*BRIEF*
Print out each entry without alteration, and keep the pictures out.

*ENTRIES PROVIDED*

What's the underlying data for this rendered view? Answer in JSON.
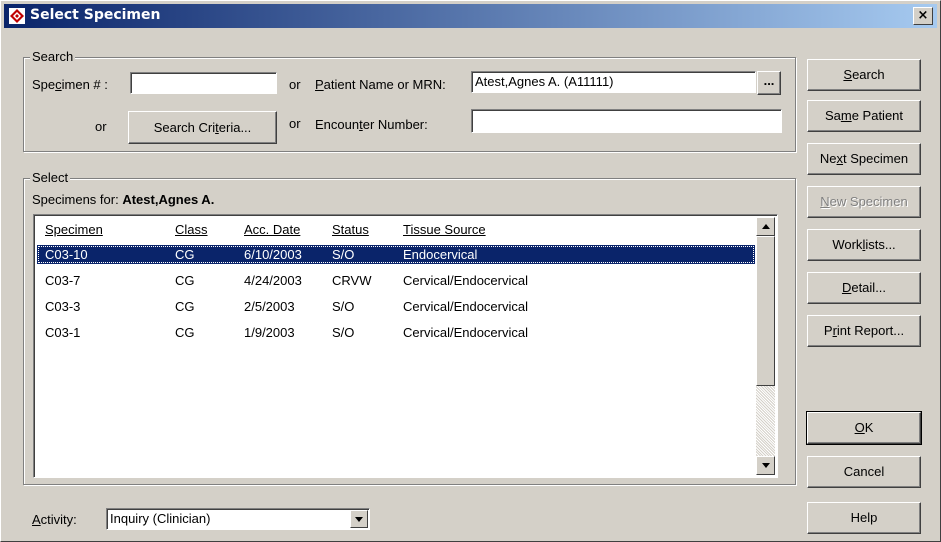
{
  "window": {
    "title": "Select Specimen",
    "close_label": "×"
  },
  "search": {
    "group_label": "Search",
    "specimen_label_pre": "Spe",
    "specimen_label_u": "c",
    "specimen_label_post": "imen # :",
    "specimen_value": "",
    "or1": "or",
    "patient_label_u": "P",
    "patient_label_post": "atient Name or MRN:",
    "patient_value": "Atest,Agnes A. (A11111)",
    "ellipsis_label": "...",
    "or2": "or",
    "criteria_pre": "Search Cri",
    "criteria_u": "t",
    "criteria_post": "eria...",
    "or3": "or",
    "encounter_pre": "Encoun",
    "encounter_u": "t",
    "encounter_post": "er Number:",
    "encounter_value": ""
  },
  "select": {
    "group_label": "Select",
    "specimens_for_label": "Specimens for:",
    "patient_name": "Atest,Agnes A.",
    "columns": [
      "Specimen",
      "Class",
      "Acc. Date",
      "Status",
      "Tissue Source"
    ],
    "rows": [
      {
        "specimen": "C03-10",
        "class": "CG",
        "acc_date": "6/10/2003",
        "status": "S/O",
        "tissue": "Endocervical"
      },
      {
        "specimen": "C03-7",
        "class": "CG",
        "acc_date": "4/24/2003",
        "status": "CRVW",
        "tissue": "Cervical/Endocervical"
      },
      {
        "specimen": "C03-3",
        "class": "CG",
        "acc_date": "2/5/2003",
        "status": "S/O",
        "tissue": "Cervical/Endocervical"
      },
      {
        "specimen": "C03-1",
        "class": "CG",
        "acc_date": "1/9/2003",
        "status": "S/O",
        "tissue": "Cervical/Endocervical"
      }
    ]
  },
  "activity": {
    "label_u": "A",
    "label_post": "ctivity:",
    "value": "Inquiry (Clinician)"
  },
  "buttons": {
    "search_u": "S",
    "search_post": "earch",
    "same_pre": "Sa",
    "same_u": "m",
    "same_post": "e Patient",
    "next_pre": "Ne",
    "next_u": "x",
    "next_post": "t Specimen",
    "new_u": "N",
    "new_post": "ew Specimen",
    "worklists_pre": "Work",
    "worklists_u": "l",
    "worklists_post": "ists...",
    "detail_u": "D",
    "detail_post": "etail...",
    "print_pre": "P",
    "print_u": "r",
    "print_post": "int Report...",
    "ok_u": "O",
    "ok_post": "K",
    "cancel": "Cancel",
    "help": "Help"
  },
  "colors": {
    "title_start": "#0a246a",
    "title_end": "#a6caf0",
    "face": "#d4d0c8",
    "selection": "#0a246a"
  }
}
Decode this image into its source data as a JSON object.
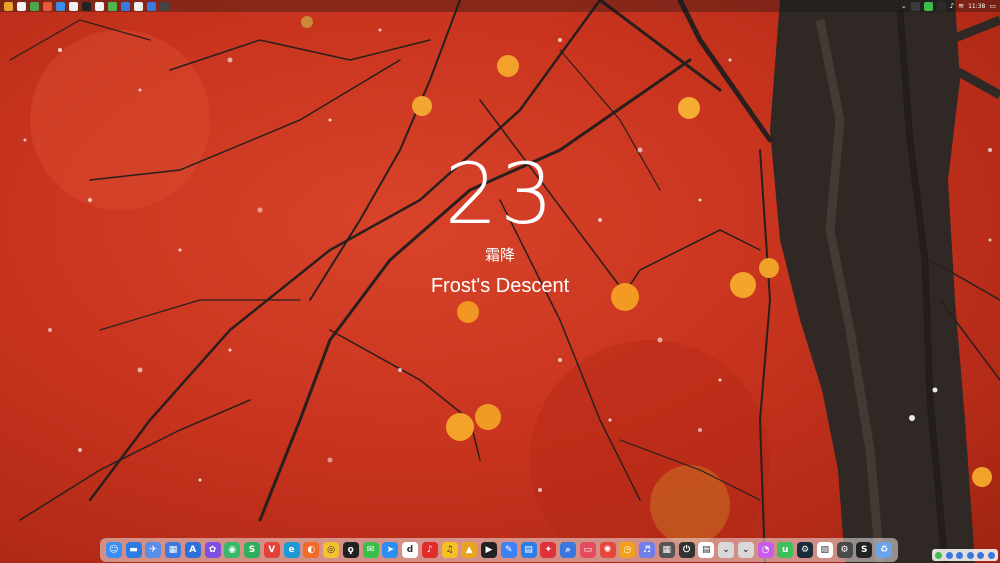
{
  "wallpaper": {
    "day": "23",
    "solar_term_cn": "霜降",
    "solar_term_en": "Frost's Descent",
    "colors": {
      "wall_red": "#c8341e",
      "persimmon": "#f2a22a",
      "trunk": "#2b2420"
    }
  },
  "topbar": {
    "clock": "11:38",
    "left_icons": [
      "finder-icon",
      "calendar-icon",
      "notes-icon",
      "photos-icon",
      "messages-icon",
      "mail-icon",
      "chrome-icon",
      "browser-icon",
      "terminal-icon",
      "app-icon",
      "app-icon",
      "app-icon",
      "app-icon",
      "app-icon"
    ],
    "right_icons": [
      "chevron-down-icon",
      "shield-icon",
      "wechat-icon",
      "qq-icon",
      "volume-icon",
      "wifi-icon",
      "battery-icon",
      "screen-icon"
    ]
  },
  "dock": {
    "items": [
      {
        "name": "finder-icon",
        "color": "#3a8ef6",
        "glyph": "☺"
      },
      {
        "name": "desktop-icon",
        "color": "#2d7be5",
        "glyph": "▬"
      },
      {
        "name": "launchpad-icon",
        "color": "#5a8de8",
        "glyph": "✈"
      },
      {
        "name": "windows-icon",
        "color": "#3d7ae0",
        "glyph": "▦"
      },
      {
        "name": "app-store-icon",
        "color": "#2f6fd8",
        "glyph": "A"
      },
      {
        "name": "game-icon",
        "color": "#7e4fe0",
        "glyph": "✿"
      },
      {
        "name": "ai-icon",
        "color": "#37b86b",
        "glyph": "◉"
      },
      {
        "name": "evernote-icon",
        "color": "#2fae5b",
        "glyph": "S"
      },
      {
        "name": "vivaldi-icon",
        "color": "#e5413b",
        "glyph": "V"
      },
      {
        "name": "edge-icon",
        "color": "#1c9ad6",
        "glyph": "e"
      },
      {
        "name": "firefox-icon",
        "color": "#f06a2a",
        "glyph": "◐"
      },
      {
        "name": "chrome-icon",
        "color": "#f2c12e",
        "glyph": "◎"
      },
      {
        "name": "qq-icon",
        "color": "#222222",
        "glyph": "ϙ"
      },
      {
        "name": "wechat-icon",
        "color": "#3cbf4a",
        "glyph": "✉"
      },
      {
        "name": "feishu-icon",
        "color": "#2c8ef0",
        "glyph": "➤"
      },
      {
        "name": "tiktok-icon",
        "color": "#ffffff",
        "glyph": "d"
      },
      {
        "name": "netease-music-icon",
        "color": "#e02b2b",
        "glyph": "♪"
      },
      {
        "name": "qq-music-icon",
        "color": "#f5c021",
        "glyph": "♫"
      },
      {
        "name": "obsidian-icon",
        "color": "#e9a31f",
        "glyph": "▲"
      },
      {
        "name": "player-icon",
        "color": "#222222",
        "glyph": "▶"
      },
      {
        "name": "docs-icon",
        "color": "#3b82f6",
        "glyph": "✎"
      },
      {
        "name": "grid-app-icon",
        "color": "#2b7de9",
        "glyph": "▤"
      },
      {
        "name": "pdf-icon",
        "color": "#e0323b",
        "glyph": "✦"
      },
      {
        "name": "search-icon",
        "color": "#3a78e0",
        "glyph": "⌕"
      },
      {
        "name": "slides-icon",
        "color": "#e44b5f",
        "glyph": "▭"
      },
      {
        "name": "mathematica-icon",
        "color": "#e7483c",
        "glyph": "✺"
      },
      {
        "name": "clock-app-icon",
        "color": "#f2a11c",
        "glyph": "◷"
      },
      {
        "name": "audio-icon",
        "color": "#6f7ee8",
        "glyph": "♬"
      },
      {
        "name": "utilities-icon",
        "color": "#555555",
        "glyph": "▦"
      },
      {
        "name": "power-icon",
        "color": "#333333",
        "glyph": "⏻"
      },
      {
        "name": "calendar-icon",
        "color": "#ffffff",
        "glyph": "▤"
      },
      {
        "name": "folder-icon",
        "color": "#d9d9d9",
        "glyph": "⌄"
      },
      {
        "name": "downloads-icon",
        "color": "#d9d9d9",
        "glyph": "⌄"
      },
      {
        "name": "gradient-app-icon",
        "color": "#c95ce8",
        "glyph": "◔"
      },
      {
        "name": "upwork-icon",
        "color": "#3dbf5b",
        "glyph": "u"
      },
      {
        "name": "steam-icon",
        "color": "#1d2a3a",
        "glyph": "⚙"
      },
      {
        "name": "photos-icon",
        "color": "#ffffff",
        "glyph": "▨"
      },
      {
        "name": "settings-icon",
        "color": "#4a4a4a",
        "glyph": "⚙"
      },
      {
        "name": "hook-icon",
        "color": "#222222",
        "glyph": "S"
      },
      {
        "name": "trash-icon",
        "color": "#6aa3e8",
        "glyph": "♻"
      }
    ]
  },
  "tray": {
    "items": [
      "wechat-icon",
      "input-icon",
      "mic-icon",
      "speaker-icon",
      "wifi-icon",
      "user-icon"
    ]
  }
}
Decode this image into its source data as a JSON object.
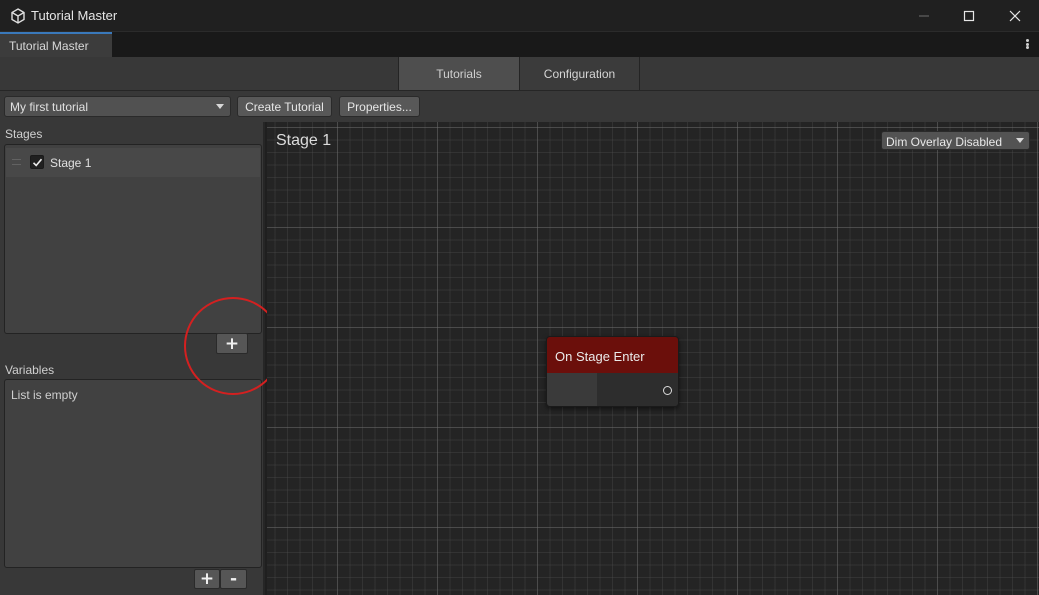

*SOLUTION FOR THIS EXERCISE*
What's the underlying data for this rendered view? Answer in JSON.
{
  "window": {
    "title": "Select Specimen",
    "close_label": "×"
  },
  "search": {
    "group_label": "Search",
    "specimen_label_pre": "Spe",
    "specimen_label_u": "c",
    "specimen_label_post": "imen # :",
    "specimen_value": "",
    "or1": "or",
    "patient_label_u": "P",
    "patient_label_post": "atient Name or MRN:",
    "patient_value": "Atest,Agnes A. (A11111)",
    "ellipsis_label": "...",
    "or2": "or",
    "criteria_pre": "Search Cri",
    "criteria_u": "t",
    "criteria_post": "eria...",
    "or3": "or",
    "encounter_pre": "Encoun",
    "encounter_u": "t",
    "encounter_post": "er Number:",
    "encounter_value": ""
  },
  "select": {
    "group_label": "Select",
    "specimens_for_label": "Specimens for:",
    "patient_name": "Atest,Agnes A.",
    "columns": [
      "Specimen",
      "Class",
      "Acc. Date",
      "Status",
      "Tissue Source"
    ],
    "rows": [
      {
        "specimen": "C03-10",
        "class": "CG",
        "acc_date": "6/10/2003",
        "status": "S/O",
        "tissue": "Endocervical"
      },
      {
        "specimen": "C03-7",
        "class": "CG",
        "acc_date": "4/24/2003",
        "status": "CRVW",
        "tissue": "Cervical/Endocervical"
      },
      {
        "specimen": "C03-3",
        "class": "CG",
        "acc_date": "2/5/2003",
        "status": "S/O",
        "tissue": "Cervical/Endocervical"
      },
      {
        "specimen": "C03-1",
        "class": "CG",
        "acc_date": "1/9/2003",
        "status": "S/O",
        "tissue": "Cervical/Endocervical"
      }
    ]
  },
  "activity": {
    "label_u": "A",
    "label_post": "ctivity:",
    "value": "Inquiry (Clinician)"
  },
  "buttons": {
    "search_u": "S",
    "search_post": "earch",
    "same_pre": "Sa",
    "same_u": "m",
    "same_post": "e Patient",
    "next_pre": "Ne",
    "next_u": "x",
    "next_post": "t Specimen",
    "new_u": "N",
    "new_post": "ew Specimen",
    "worklists_pre": "Work",
    "worklists_u": "l",
    "worklists_post": "ists...",
    "detail_u": "D",
    "detail_post": "etail...",
    "print_pre": "P",
    "print_u": "r",
    "print_post": "int Report...",
    "ok_u": "O",
    "ok_post": "K",
    "cancel": "Cancel",
    "help": "Help"
  },
  "colors": {
    "title_start": "#0a246a",
    "title_end": "#a6caf0",
    "face": "#d4d0c8",
    "selection": "#0a246a"
  }
}
Decode this image into its source data as a JSON object.
{
  "wallpaper": {
    "day": "23",
    "solar_term_cn": "霜降",
    "solar_term_en": "Frost's Descent",
    "colors": {
      "wall_red": "#c8341e",
      "persimmon": "#f2a22a",
      "trunk": "#2b2420"
    }
  },
  "topbar": {
    "clock": "11:38",
    "left_icons": [
      "finder-icon",
      "calendar-icon",
      "notes-icon",
      "photos-icon",
      "messages-icon",
      "mail-icon",
      "chrome-icon",
      "browser-icon",
      "terminal-icon",
      "app-icon",
      "app-icon",
      "app-icon",
      "app-icon",
      "app-icon"
    ],
    "right_icons": [
      "chevron-down-icon",
      "shield-icon",
      "wechat-icon",
      "qq-icon",
      "volume-icon",
      "wifi-icon",
      "battery-icon",
      "screen-icon"
    ]
  },
  "dock": {
    "items": [
      {
        "name": "finder-icon",
        "color": "#3a8ef6",
        "glyph": "☺"
      },
      {
        "name": "desktop-icon",
        "color": "#2d7be5",
        "glyph": "▬"
      },
      {
        "name": "launchpad-icon",
        "color": "#5a8de8",
        "glyph": "✈"
      },
      {
        "name": "windows-icon",
        "color": "#3d7ae0",
        "glyph": "▦"
      },
      {
        "name": "app-store-icon",
        "color": "#2f6fd8",
        "glyph": "A"
      },
      {
        "name": "game-icon",
        "color": "#7e4fe0",
        "glyph": "✿"
      },
      {
        "name": "ai-icon",
        "color": "#37b86b",
        "glyph": "◉"
      },
      {
        "name": "evernote-icon",
        "color": "#2fae5b",
        "glyph": "S"
      },
      {
        "name": "vivaldi-icon",
        "color": "#e5413b",
        "glyph": "V"
      },
      {
        "name": "edge-icon",
        "color": "#1c9ad6",
        "glyph": "e"
      },
      {
        "name": "firefox-icon",
        "color": "#f06a2a",
        "glyph": "◐"
      },
      {
        "name": "chrome-icon",
        "color": "#f2c12e",
        "glyph": "◎"
      },
      {
        "name": "qq-icon",
        "color": "#222222",
        "glyph": "ϙ"
      },
      {
        "name": "wechat-icon",
        "color": "#3cbf4a",
        "glyph": "✉"
      },
      {
        "name": "feishu-icon",
        "color": "#2c8ef0",
        "glyph": "➤"
      },
      {
        "name": "tiktok-icon",
        "color": "#ffffff",
        "glyph": "d"
      },
      {
        "name": "netease-music-icon",
        "color": "#e02b2b",
        "glyph": "♪"
      },
      {
        "name": "qq-music-icon",
        "color": "#f5c021",
        "glyph": "♫"
      },
      {
        "name": "obsidian-icon",
        "color": "#e9a31f",
        "glyph": "▲"
      },
      {
        "name": "player-icon",
        "color": "#222222",
        "glyph": "▶"
      },
      {
        "name": "docs-icon",
        "color": "#3b82f6",
        "glyph": "✎"
      },
      {
        "name": "grid-app-icon",
        "color": "#2b7de9",
        "glyph": "▤"
      },
      {
        "name": "pdf-icon",
        "color": "#e0323b",
        "glyph": "✦"
      },
      {
        "name": "search-icon",
        "color": "#3a78e0",
        "glyph": "⌕"
      },
      {
        "name": "slides-icon",
        "color": "#e44b5f",
        "glyph": "▭"
      },
      {
        "name": "mathematica-icon",
        "color": "#e7483c",
        "glyph": "✺"
      },
      {
        "name": "clock-app-icon",
        "color": "#f2a11c",
        "glyph": "◷"
      },
      {
        "name": "audio-icon",
        "color": "#6f7ee8",
        "glyph": "♬"
      },
      {
        "name": "utilities-icon",
        "color": "#555555",
        "glyph": "▦"
      },
      {
        "name": "power-icon",
        "color": "#333333",
        "glyph": "⏻"
      },
      {
        "name": "calendar-icon",
        "color": "#ffffff",
        "glyph": "▤"
      },
      {
        "name": "folder-icon",
        "color": "#d9d9d9",
        "glyph": "⌄"
      },
      {
        "name": "downloads-icon",
        "color": "#d9d9d9",
        "glyph": "⌄"
      },
      {
        "name": "gradient-app-icon",
        "color": "#c95ce8",
        "glyph": "◔"
      },
      {
        "name": "upwork-icon",
        "color": "#3dbf5b",
        "glyph": "u"
      },
      {
        "name": "steam-icon",
        "color": "#1d2a3a",
        "glyph": "⚙"
      },
      {
        "name": "photos-icon",
        "color": "#ffffff",
        "glyph": "▨"
      },
      {
        "name": "settings-icon",
        "color": "#4a4a4a",
        "glyph": "⚙"
      },
      {
        "name": "hook-icon",
        "color": "#222222",
        "glyph": "S"
      },
      {
        "name": "trash-icon",
        "color": "#6aa3e8",
        "glyph": "♻"
      }
    ]
  },
  "tray": {
    "items": [
      "wechat-icon",
      "input-icon",
      "mic-icon",
      "speaker-icon",
      "wifi-icon",
      "user-icon"
    ]
  }
}
Decode this image into its source data as a JSON object.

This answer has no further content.